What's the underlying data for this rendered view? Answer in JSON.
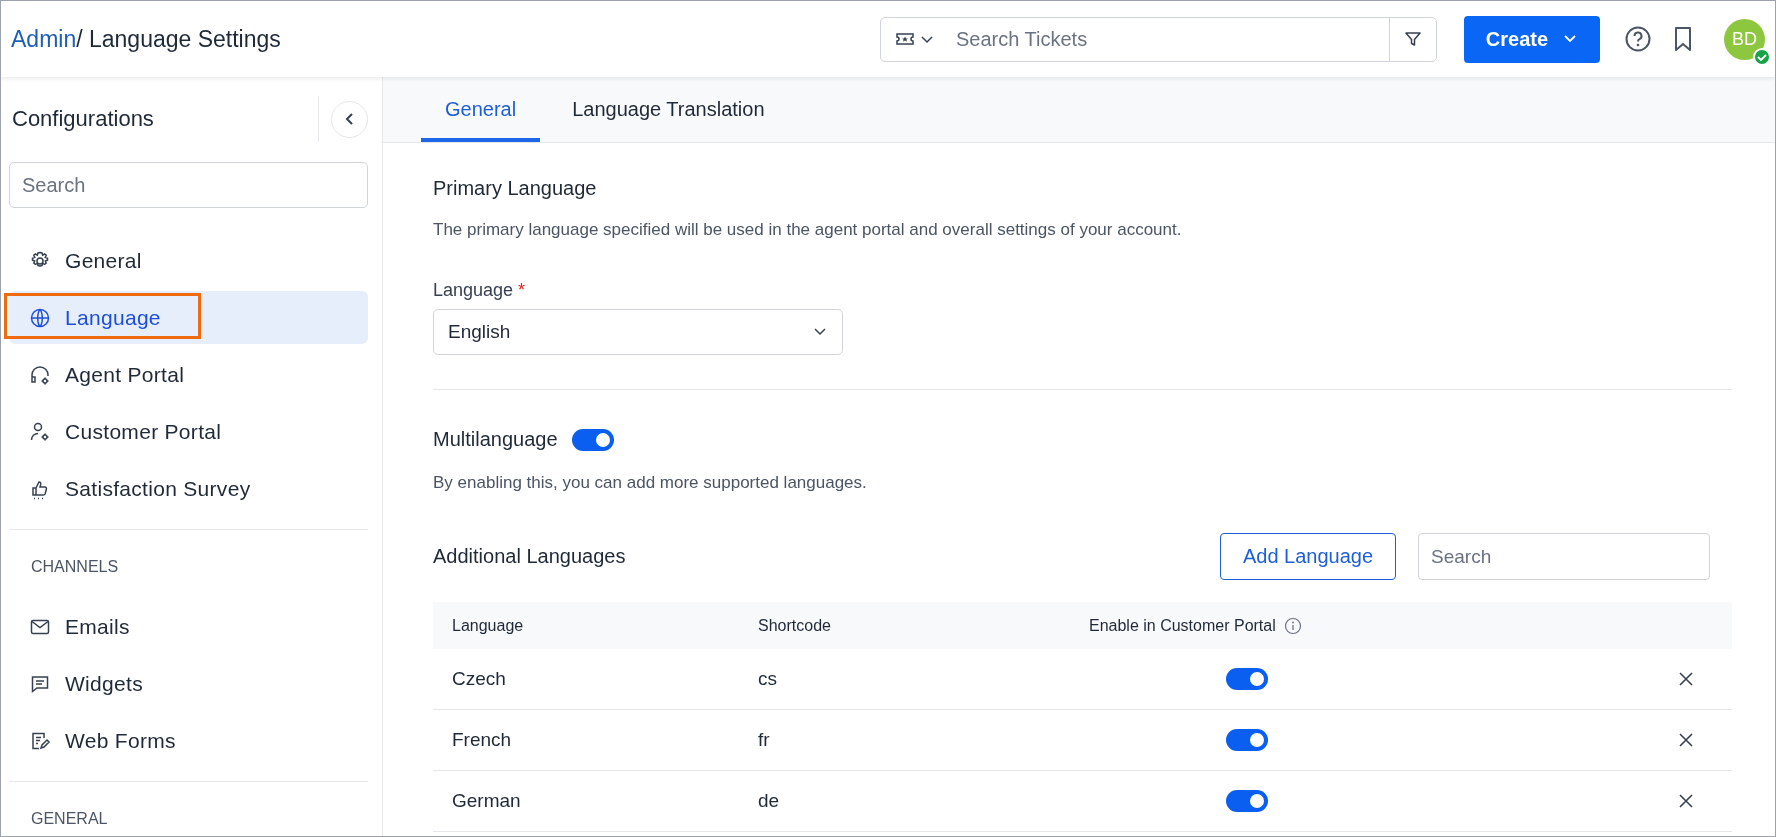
{
  "breadcrumb": {
    "parent": "Admin",
    "current": "/ Language Settings"
  },
  "header": {
    "search_placeholder": "Search Tickets",
    "create_label": "Create",
    "avatar_initials": "BD",
    "avatar_online": true
  },
  "sidebar": {
    "title": "Configurations",
    "search_placeholder": "Search",
    "sections": [
      {
        "items": [
          {
            "label": "General",
            "selected": false
          },
          {
            "label": "Language",
            "selected": true
          },
          {
            "label": "Agent Portal",
            "selected": false
          },
          {
            "label": "Customer Portal",
            "selected": false
          },
          {
            "label": "Satisfaction Survey",
            "selected": false
          }
        ]
      },
      {
        "heading": "CHANNELS",
        "items": [
          {
            "label": "Emails",
            "selected": false
          },
          {
            "label": "Widgets",
            "selected": false
          },
          {
            "label": "Web Forms",
            "selected": false
          }
        ]
      },
      {
        "heading": "GENERAL"
      }
    ]
  },
  "tabs": [
    {
      "label": "General",
      "selected": true
    },
    {
      "label": "Language Translation",
      "selected": false
    }
  ],
  "primary": {
    "title": "Primary Language",
    "description": "The primary language specified will be used in the agent portal and overall settings of your account.",
    "field_label": "Language",
    "required_mark": "*",
    "value": "English"
  },
  "multilanguage": {
    "title": "Multilanguage",
    "on": true,
    "description": "By enabling this, you can add more supported languages."
  },
  "additional": {
    "title": "Additional Languages",
    "add_button": "Add Language",
    "search_placeholder": "Search",
    "columns": [
      "Language",
      "Shortcode",
      "Enable in Customer Portal"
    ],
    "rows": [
      {
        "language": "Czech",
        "shortcode": "cs",
        "enabled": true
      },
      {
        "language": "French",
        "shortcode": "fr",
        "enabled": true
      },
      {
        "language": "German",
        "shortcode": "de",
        "enabled": true
      }
    ]
  }
}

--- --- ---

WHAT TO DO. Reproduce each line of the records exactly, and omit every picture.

OUTPUT FOR THIS TASK.
What's the underlying data for this rendered view? Answer in JSON.
{
  "breadcrumb": {
    "parent": "Admin",
    "current": "/ Language Settings"
  },
  "header": {
    "search_placeholder": "Search Tickets",
    "create_label": "Create",
    "avatar_initials": "BD",
    "avatar_online": true
  },
  "sidebar": {
    "title": "Configurations",
    "search_placeholder": "Search",
    "sections": [
      {
        "items": [
          {
            "label": "General",
            "selected": false
          },
          {
            "label": "Language",
            "selected": true
          },
          {
            "label": "Agent Portal",
            "selected": false
          },
          {
            "label": "Customer Portal",
            "selected": false
          },
          {
            "label": "Satisfaction Survey",
            "selected": false
          }
        ]
      },
      {
        "heading": "CHANNELS",
        "items": [
          {
            "label": "Emails",
            "selected": false
          },
          {
            "label": "Widgets",
            "selected": false
          },
          {
            "label": "Web Forms",
            "selected": false
          }
        ]
      },
      {
        "heading": "GENERAL"
      }
    ]
  },
  "tabs": [
    {
      "label": "General",
      "selected": true
    },
    {
      "label": "Language Translation",
      "selected": false
    }
  ],
  "primary": {
    "title": "Primary Language",
    "description": "The primary language specified will be used in the agent portal and overall settings of your account.",
    "field_label": "Language",
    "required_mark": "*",
    "value": "English"
  },
  "multilanguage": {
    "title": "Multilanguage",
    "on": true,
    "description": "By enabling this, you can add more supported languages."
  },
  "additional": {
    "title": "Additional Languages",
    "add_button": "Add Language",
    "search_placeholder": "Search",
    "columns": [
      "Language",
      "Shortcode",
      "Enable in Customer Portal"
    ],
    "rows": [
      {
        "language": "Czech",
        "shortcode": "cs",
        "enabled": true
      },
      {
        "language": "French",
        "shortcode": "fr",
        "enabled": true
      },
      {
        "language": "German",
        "shortcode": "de",
        "enabled": true
      }
    ]
  }
}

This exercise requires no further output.